__What the task asks__. Lines before the one containing "Decode this image" are not wanted; restate the rest below word for word, through the last line, but drop any pictures.

━━━━━━━━━━━━━━━━

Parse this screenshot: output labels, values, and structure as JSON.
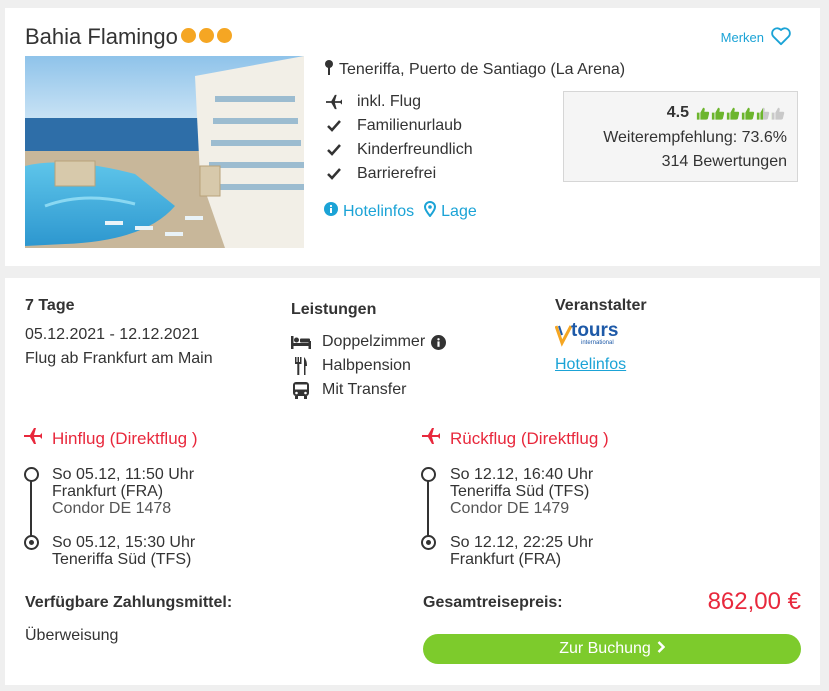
{
  "hotel": {
    "name": "Bahia Flamingo",
    "stars": 3,
    "merken_label": "Merken",
    "location": "Teneriffa, Puerto de Santiago (La Arena)",
    "features": [
      {
        "icon": "plane-icon",
        "label": "inkl. Flug"
      },
      {
        "icon": "check-icon",
        "label": "Familienurlaub"
      },
      {
        "icon": "check-icon",
        "label": "Kinderfreundlich"
      },
      {
        "icon": "check-icon",
        "label": "Barrierefrei"
      }
    ],
    "links": {
      "hotelinfos": "Hotelinfos",
      "lage": "Lage"
    },
    "rating": {
      "score": "4.5",
      "thumbs_total": 6,
      "thumbs_filled": 4.5,
      "recommendation": "Weiterempfehlung: 73.6%",
      "reviews": "314 Bewertungen"
    }
  },
  "offer": {
    "duration": "7 Tage",
    "dates": "05.12.2021 - 12.12.2021",
    "departure": "Flug ab Frankfurt am Main",
    "leistungen": {
      "title": "Leistungen",
      "items": [
        {
          "icon": "bed-icon",
          "label": "Doppelzimmer",
          "info": true
        },
        {
          "icon": "cutlery-icon",
          "label": "Halbpension",
          "info": false
        },
        {
          "icon": "bus-icon",
          "label": "Mit Transfer",
          "info": false
        }
      ]
    },
    "veranstalter": {
      "title": "Veranstalter",
      "logo_text": "tours",
      "logo_sub": "international",
      "link": "Hotelinfos"
    },
    "outbound": {
      "title": "Hinflug (Direktflug )",
      "dep_time": "So 05.12, 11:50 Uhr",
      "dep_airport": "Frankfurt (FRA)",
      "flight": "Condor DE 1478",
      "arr_time": "So 05.12, 15:30 Uhr",
      "arr_airport": "Teneriffa Süd (TFS)"
    },
    "return": {
      "title": "Rückflug (Direktflug )",
      "dep_time": "So 12.12, 16:40 Uhr",
      "dep_airport": "Teneriffa Süd (TFS)",
      "flight": "Condor DE 1479",
      "arr_time": "So 12.12, 22:25 Uhr",
      "arr_airport": "Frankfurt (FRA)"
    },
    "payment_title": "Verfügbare Zahlungsmittel:",
    "payment_method": "Überweisung",
    "total_label": "Gesamtreisepreis:",
    "total_price": "862,00 €",
    "book_label": "Zur Buchung"
  },
  "colors": {
    "accent_blue": "#1ba3d6",
    "price_red": "#e8283c",
    "button_green": "#7dcb2c",
    "star_orange": "#f5a623",
    "thumb_green": "#6cb52d"
  }
}
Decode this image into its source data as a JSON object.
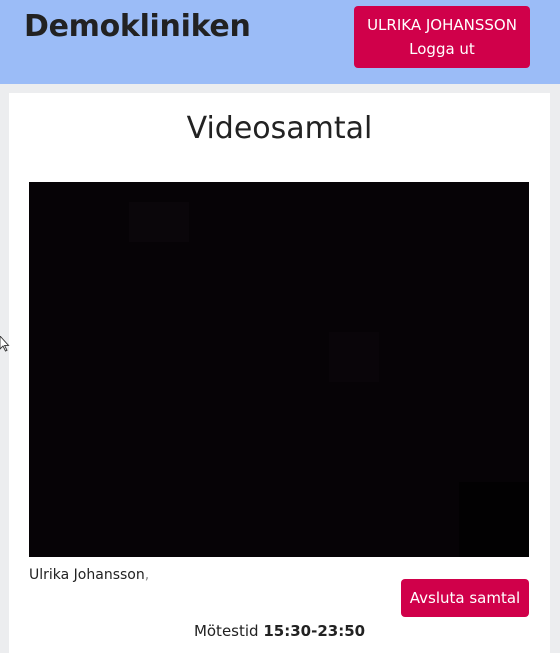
{
  "header": {
    "brand": "Demokliniken",
    "user_name": "ULRIKA JOHANSSON",
    "logout_label": "Logga ut",
    "background": "#9bbcf7",
    "accent": "#d0004a"
  },
  "main": {
    "title": "Videosamtal",
    "participant_name": "Ulrika Johansson",
    "participant_separator": ",",
    "end_call_label": "Avsluta samtal",
    "meeting_time_label": "Mötestid",
    "meeting_time_value": "15:30-23:50"
  },
  "icons": {
    "cursor": "mouse-pointer-icon"
  }
}
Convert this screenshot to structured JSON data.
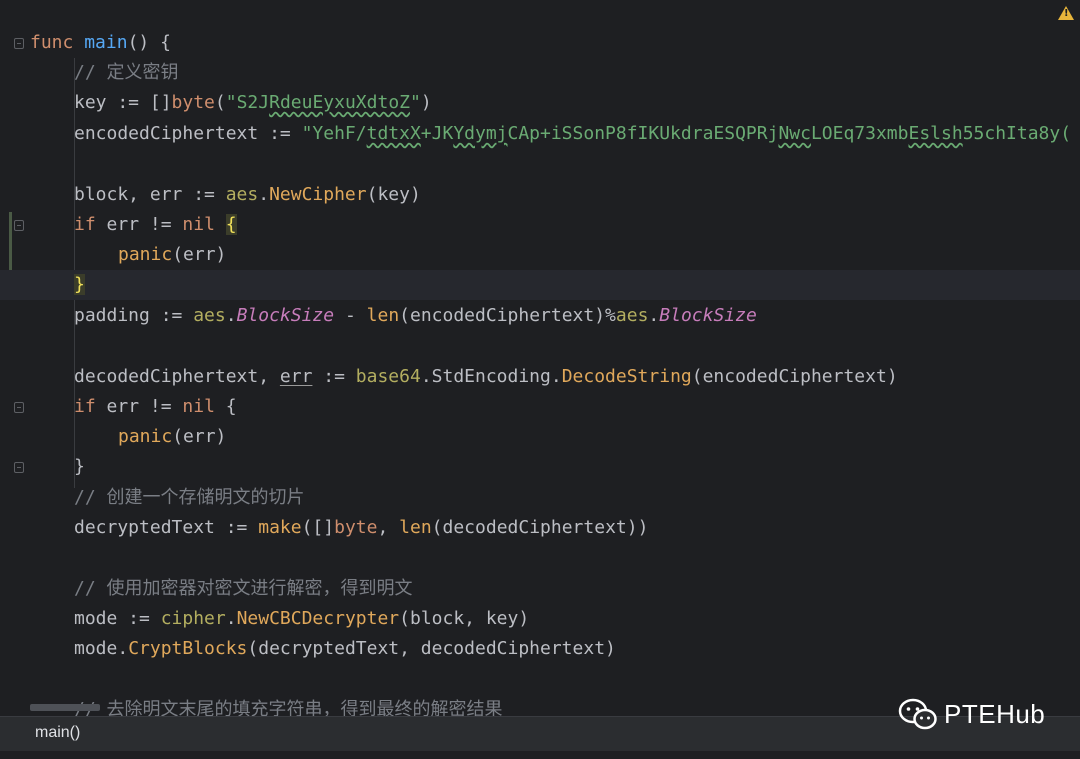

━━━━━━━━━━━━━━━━

__Completed exercise__.
Decode this image into its source data as a JSON object.
{
  "header": {
    "brand": "Demokliniken",
    "user_name": "ULRIKA JOHANSSON",
    "logout_label": "Logga ut",
    "background": "#9bbcf7",
    "accent": "#d0004a"
  },
  "main": {
    "title": "Videosamtal",
    "participant_name": "Ulrika Johansson",
    "participant_separator": ",",
    "end_call_label": "Avsluta samtal",
    "meeting_time_label": "Mötestid",
    "meeting_time_value": "15:30-23:50"
  },
  "icons": {
    "cursor": "mouse-pointer-icon"
  }
}
Convert this screenshot to structured JSON data.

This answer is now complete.